TASK PROMPT — The output should be all lines of the entries below in which the word "kind" occurs.

[[ RECORDS PROVIDED open ]]

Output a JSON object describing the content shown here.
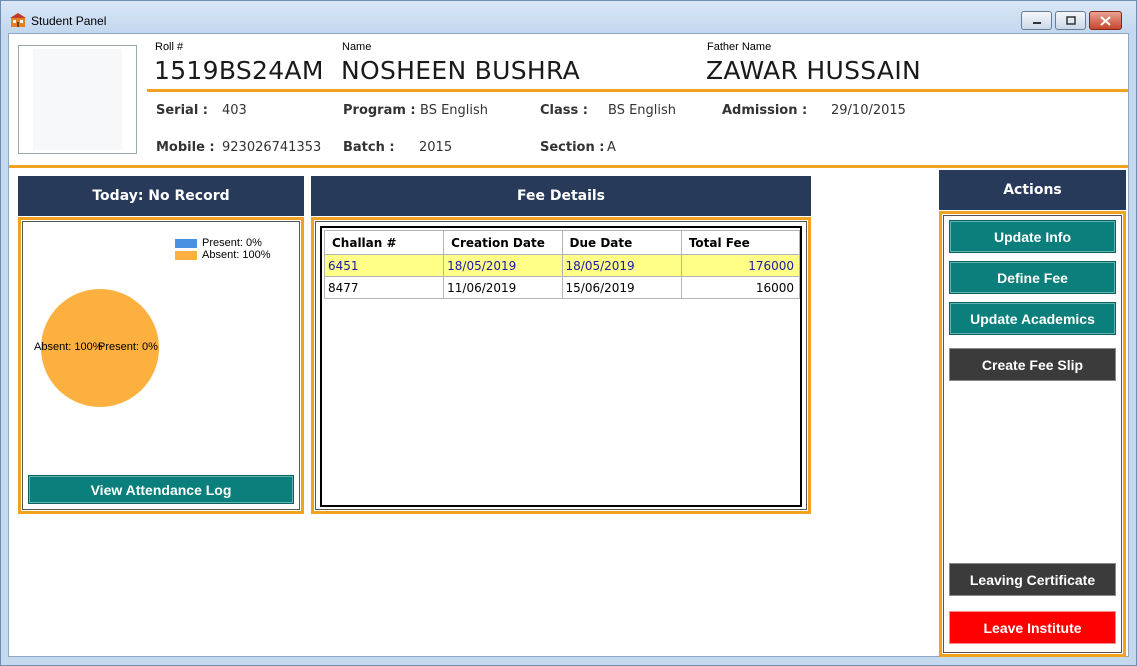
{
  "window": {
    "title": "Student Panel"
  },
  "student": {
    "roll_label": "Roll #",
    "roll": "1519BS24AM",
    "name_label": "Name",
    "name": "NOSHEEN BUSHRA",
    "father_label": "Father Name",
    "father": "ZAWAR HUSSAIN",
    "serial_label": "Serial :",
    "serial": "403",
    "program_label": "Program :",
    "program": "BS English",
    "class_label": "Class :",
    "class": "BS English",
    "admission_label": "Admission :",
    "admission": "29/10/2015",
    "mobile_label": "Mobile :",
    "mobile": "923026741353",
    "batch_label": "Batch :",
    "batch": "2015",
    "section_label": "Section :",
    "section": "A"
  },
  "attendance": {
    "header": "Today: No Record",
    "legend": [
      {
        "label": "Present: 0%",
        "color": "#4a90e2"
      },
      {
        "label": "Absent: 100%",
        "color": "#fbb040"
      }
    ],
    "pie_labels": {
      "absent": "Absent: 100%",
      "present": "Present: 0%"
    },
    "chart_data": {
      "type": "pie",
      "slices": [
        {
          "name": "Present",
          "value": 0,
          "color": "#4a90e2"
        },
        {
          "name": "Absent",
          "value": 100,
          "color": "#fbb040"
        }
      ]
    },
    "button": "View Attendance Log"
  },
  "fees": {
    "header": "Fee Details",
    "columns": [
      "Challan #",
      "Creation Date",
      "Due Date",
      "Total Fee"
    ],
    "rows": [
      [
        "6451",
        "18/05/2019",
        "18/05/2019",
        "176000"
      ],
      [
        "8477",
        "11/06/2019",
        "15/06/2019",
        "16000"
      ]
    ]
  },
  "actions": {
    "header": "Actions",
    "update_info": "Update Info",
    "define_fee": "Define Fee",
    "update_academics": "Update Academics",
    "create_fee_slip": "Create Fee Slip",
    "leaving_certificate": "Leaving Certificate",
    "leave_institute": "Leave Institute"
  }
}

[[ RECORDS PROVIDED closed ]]
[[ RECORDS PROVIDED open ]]

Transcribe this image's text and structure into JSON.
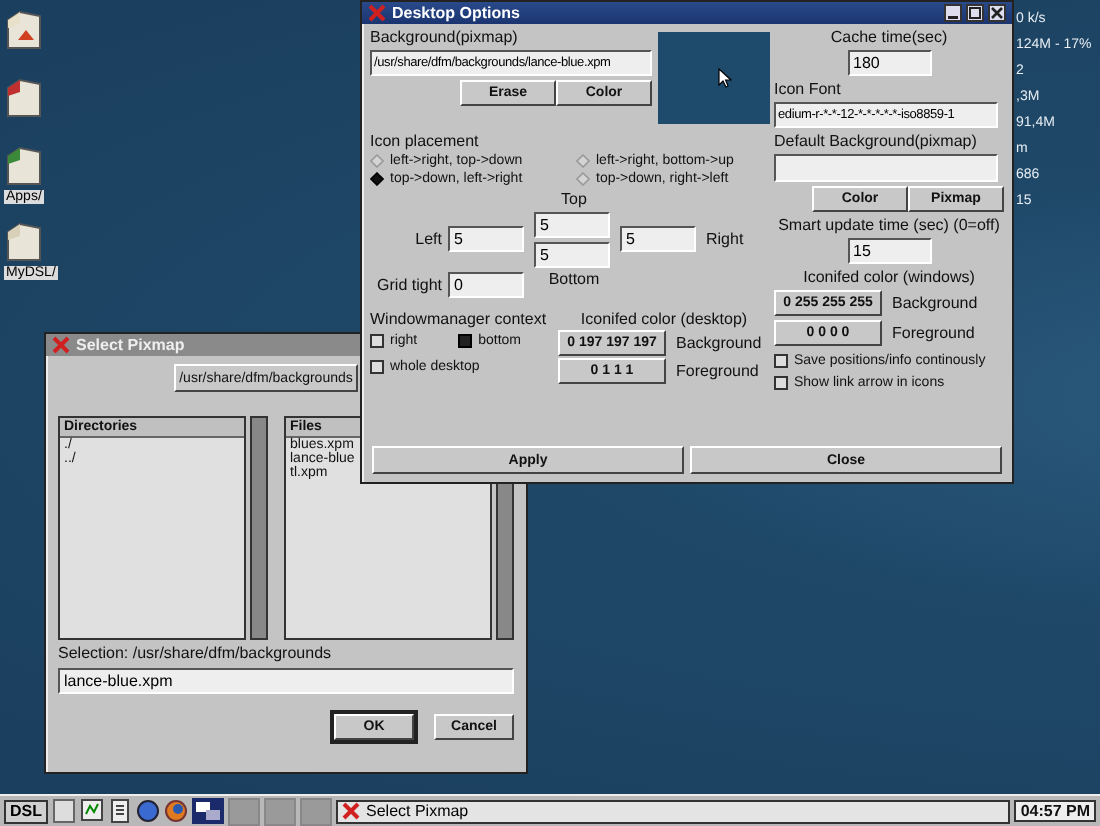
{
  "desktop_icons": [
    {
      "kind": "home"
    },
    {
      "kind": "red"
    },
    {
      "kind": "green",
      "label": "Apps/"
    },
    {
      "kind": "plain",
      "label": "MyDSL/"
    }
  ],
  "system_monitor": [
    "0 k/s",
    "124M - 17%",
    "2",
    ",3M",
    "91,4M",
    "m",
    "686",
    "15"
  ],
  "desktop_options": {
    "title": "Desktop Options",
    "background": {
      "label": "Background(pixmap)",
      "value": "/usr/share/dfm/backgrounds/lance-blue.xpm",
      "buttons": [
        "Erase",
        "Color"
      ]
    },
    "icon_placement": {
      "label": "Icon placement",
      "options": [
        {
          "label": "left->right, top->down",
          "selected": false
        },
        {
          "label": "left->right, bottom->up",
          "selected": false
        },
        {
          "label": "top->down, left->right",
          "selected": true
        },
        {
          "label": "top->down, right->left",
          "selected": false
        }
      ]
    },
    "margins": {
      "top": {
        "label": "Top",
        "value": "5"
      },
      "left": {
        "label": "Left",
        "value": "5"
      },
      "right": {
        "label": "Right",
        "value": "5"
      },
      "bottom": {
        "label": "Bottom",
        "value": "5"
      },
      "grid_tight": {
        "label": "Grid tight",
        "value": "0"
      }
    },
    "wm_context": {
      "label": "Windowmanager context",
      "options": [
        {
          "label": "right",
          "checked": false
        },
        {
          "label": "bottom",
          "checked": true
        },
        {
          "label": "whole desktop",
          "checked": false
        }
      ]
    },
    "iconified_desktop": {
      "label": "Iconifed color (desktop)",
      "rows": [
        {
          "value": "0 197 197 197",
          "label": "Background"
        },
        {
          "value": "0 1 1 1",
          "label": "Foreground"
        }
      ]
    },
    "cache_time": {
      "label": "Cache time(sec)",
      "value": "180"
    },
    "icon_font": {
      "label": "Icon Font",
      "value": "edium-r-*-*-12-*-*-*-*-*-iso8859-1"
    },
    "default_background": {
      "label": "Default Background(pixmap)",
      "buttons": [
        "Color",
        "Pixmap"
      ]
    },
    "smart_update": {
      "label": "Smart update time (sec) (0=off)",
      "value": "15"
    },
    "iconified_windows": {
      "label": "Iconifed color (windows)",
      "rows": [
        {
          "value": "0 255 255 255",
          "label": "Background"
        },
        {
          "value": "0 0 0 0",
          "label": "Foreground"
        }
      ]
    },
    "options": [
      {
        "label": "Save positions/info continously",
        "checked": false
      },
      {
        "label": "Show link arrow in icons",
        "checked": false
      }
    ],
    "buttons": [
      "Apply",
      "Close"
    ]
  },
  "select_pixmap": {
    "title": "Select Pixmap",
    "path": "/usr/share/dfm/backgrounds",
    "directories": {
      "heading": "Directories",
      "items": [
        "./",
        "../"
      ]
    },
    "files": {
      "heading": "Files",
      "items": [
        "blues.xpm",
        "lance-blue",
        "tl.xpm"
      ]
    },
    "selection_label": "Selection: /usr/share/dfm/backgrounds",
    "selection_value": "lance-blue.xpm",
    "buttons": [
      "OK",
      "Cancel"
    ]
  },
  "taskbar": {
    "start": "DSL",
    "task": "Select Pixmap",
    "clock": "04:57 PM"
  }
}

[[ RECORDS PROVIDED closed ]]

RESPONSE BELOW —
      "kind": "home"
      "kind": "red"
      "kind": "green",
      "kind": "plain",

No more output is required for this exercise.